*Provided material*
☆ ☆ ☆ ☆ ☆
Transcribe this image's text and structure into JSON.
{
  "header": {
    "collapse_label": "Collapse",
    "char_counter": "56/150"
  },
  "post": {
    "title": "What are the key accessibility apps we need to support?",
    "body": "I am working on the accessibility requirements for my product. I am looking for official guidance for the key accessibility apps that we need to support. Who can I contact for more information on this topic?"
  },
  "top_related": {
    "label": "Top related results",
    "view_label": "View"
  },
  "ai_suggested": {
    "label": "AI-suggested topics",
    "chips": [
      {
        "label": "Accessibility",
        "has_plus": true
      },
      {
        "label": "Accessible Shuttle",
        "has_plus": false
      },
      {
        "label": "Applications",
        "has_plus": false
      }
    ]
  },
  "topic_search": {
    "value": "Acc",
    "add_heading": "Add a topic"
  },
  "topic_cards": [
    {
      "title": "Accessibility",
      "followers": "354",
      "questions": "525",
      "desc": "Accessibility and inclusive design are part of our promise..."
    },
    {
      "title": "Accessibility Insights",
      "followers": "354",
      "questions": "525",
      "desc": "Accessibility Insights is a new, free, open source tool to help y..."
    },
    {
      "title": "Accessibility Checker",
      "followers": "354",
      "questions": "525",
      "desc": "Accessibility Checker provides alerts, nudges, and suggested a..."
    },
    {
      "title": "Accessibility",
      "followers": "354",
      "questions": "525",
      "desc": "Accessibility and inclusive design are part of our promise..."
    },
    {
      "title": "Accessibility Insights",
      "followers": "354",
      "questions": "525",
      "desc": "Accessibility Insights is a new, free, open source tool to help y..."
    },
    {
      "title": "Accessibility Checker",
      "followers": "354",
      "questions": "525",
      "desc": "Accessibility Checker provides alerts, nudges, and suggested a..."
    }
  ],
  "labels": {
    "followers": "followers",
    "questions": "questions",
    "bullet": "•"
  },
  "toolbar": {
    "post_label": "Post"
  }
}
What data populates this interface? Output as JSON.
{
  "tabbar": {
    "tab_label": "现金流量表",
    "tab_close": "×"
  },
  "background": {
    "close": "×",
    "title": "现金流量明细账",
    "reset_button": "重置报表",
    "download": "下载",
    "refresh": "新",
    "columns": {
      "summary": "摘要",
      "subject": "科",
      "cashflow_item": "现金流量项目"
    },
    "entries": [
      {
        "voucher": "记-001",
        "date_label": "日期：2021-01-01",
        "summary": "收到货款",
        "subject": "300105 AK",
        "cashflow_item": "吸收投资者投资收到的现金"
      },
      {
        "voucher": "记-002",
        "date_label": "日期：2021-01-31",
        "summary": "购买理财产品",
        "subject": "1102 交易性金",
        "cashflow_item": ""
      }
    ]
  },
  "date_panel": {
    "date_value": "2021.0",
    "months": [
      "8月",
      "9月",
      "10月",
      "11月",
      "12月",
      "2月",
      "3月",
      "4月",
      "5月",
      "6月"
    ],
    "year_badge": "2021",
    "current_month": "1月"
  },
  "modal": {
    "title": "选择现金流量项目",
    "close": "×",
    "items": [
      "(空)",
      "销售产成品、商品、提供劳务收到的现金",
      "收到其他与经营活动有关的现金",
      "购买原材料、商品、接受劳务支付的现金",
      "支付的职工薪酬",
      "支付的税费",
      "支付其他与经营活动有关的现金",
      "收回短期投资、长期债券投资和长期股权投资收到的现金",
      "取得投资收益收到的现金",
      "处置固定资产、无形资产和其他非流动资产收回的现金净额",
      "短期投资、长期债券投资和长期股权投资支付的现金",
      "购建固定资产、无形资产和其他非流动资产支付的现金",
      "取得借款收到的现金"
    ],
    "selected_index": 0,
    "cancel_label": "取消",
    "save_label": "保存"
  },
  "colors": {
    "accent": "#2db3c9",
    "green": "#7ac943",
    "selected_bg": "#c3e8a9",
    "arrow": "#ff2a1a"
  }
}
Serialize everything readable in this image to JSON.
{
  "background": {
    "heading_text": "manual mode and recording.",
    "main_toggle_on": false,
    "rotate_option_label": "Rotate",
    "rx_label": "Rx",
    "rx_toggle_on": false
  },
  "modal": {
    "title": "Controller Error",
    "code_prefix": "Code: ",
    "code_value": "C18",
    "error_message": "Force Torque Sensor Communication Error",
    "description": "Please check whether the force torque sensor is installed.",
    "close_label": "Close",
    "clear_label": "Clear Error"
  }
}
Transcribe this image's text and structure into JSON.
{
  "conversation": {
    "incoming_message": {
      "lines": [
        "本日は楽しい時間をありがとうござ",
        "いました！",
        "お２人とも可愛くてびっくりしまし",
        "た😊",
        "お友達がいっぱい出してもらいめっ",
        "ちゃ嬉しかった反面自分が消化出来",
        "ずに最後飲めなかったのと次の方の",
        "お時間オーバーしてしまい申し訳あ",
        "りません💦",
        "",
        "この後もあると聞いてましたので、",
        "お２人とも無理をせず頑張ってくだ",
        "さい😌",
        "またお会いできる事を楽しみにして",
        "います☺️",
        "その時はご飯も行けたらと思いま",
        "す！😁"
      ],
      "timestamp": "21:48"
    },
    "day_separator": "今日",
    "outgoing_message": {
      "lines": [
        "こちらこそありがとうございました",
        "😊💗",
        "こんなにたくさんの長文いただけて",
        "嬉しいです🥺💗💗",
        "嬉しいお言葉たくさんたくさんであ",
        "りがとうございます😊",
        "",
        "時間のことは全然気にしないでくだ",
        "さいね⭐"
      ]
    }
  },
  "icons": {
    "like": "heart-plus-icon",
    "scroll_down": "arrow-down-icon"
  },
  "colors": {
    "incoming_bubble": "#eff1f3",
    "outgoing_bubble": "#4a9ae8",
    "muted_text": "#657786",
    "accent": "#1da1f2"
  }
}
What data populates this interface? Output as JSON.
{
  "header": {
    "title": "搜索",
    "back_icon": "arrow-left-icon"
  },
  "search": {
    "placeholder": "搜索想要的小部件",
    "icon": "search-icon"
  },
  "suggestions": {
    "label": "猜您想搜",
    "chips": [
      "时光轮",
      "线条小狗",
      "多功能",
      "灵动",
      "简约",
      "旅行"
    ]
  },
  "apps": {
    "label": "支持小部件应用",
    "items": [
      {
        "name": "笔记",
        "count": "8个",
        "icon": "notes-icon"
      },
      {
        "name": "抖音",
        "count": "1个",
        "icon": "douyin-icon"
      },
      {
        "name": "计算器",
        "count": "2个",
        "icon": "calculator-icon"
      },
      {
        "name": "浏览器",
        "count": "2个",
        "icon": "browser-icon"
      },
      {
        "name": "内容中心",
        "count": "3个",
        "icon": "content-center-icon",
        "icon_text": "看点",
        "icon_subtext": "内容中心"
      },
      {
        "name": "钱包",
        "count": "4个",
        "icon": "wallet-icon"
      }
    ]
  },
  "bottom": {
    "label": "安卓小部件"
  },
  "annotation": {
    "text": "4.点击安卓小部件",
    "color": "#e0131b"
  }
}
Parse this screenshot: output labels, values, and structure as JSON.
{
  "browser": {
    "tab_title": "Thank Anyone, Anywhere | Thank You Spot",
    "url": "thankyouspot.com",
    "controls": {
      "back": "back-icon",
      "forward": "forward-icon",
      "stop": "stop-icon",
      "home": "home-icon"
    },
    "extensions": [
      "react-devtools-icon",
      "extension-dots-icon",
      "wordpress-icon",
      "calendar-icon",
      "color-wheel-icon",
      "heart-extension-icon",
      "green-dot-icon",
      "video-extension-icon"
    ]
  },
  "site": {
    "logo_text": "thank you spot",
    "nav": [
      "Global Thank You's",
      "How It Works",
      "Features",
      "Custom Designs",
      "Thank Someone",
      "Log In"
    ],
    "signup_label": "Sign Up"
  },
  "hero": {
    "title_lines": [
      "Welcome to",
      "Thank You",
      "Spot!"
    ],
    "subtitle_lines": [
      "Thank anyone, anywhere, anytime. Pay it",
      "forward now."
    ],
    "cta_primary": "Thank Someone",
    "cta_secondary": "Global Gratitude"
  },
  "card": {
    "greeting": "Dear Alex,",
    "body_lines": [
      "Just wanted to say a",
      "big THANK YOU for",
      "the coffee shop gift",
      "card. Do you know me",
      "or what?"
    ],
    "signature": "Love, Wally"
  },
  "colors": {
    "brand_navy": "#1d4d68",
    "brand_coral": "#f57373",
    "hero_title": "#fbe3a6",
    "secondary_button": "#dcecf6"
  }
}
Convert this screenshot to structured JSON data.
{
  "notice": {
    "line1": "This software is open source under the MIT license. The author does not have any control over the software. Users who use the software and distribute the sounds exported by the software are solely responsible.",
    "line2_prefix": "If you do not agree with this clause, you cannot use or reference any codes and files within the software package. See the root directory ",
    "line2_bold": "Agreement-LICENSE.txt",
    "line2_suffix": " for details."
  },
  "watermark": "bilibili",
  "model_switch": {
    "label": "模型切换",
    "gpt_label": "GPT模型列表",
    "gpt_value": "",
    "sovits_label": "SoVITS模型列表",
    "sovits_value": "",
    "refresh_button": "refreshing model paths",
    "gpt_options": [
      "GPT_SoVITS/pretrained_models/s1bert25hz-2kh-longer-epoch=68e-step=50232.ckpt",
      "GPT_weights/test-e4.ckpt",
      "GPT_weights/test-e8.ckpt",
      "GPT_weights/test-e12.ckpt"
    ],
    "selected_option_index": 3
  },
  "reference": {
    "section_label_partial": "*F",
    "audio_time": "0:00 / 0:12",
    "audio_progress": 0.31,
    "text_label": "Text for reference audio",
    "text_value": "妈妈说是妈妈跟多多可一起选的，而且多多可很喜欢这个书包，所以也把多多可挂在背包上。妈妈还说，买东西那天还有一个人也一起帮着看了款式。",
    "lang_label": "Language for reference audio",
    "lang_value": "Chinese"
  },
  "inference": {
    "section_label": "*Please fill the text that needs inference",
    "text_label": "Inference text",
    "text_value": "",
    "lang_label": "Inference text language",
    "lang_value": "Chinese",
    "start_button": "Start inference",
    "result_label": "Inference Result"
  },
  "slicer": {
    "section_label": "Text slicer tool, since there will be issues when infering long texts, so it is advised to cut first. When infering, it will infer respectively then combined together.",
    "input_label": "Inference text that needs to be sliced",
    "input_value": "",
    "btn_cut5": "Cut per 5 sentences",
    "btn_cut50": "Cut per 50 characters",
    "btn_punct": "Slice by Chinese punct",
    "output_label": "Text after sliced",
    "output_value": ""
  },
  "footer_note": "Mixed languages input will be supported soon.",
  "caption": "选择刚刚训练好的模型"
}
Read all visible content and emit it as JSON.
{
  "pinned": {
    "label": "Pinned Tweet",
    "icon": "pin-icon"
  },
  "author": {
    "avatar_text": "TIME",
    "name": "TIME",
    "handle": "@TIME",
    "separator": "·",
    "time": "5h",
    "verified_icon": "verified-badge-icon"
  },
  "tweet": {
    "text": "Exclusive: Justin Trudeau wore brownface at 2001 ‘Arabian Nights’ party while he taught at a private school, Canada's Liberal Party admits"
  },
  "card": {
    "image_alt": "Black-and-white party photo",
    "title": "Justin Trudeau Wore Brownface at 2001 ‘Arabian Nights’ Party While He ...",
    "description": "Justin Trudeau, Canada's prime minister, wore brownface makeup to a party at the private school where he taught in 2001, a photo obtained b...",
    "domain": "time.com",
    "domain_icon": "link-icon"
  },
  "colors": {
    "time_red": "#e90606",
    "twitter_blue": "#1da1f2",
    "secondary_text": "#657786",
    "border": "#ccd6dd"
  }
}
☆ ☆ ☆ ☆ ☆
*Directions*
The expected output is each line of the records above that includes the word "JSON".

*Expected answer*
Transcribe this image's text and structure into JSON.
What data populates this interface? Output as JSON.
Serialize everything readable in this image to JSON.
Transcribe this image's text and structure into JSON.
What data populates this interface? Output as JSON.
Parse this screenshot: output labels, values, and structure as JSON.
Convert this screenshot to structured JSON data.
Read all visible content and emit it as JSON.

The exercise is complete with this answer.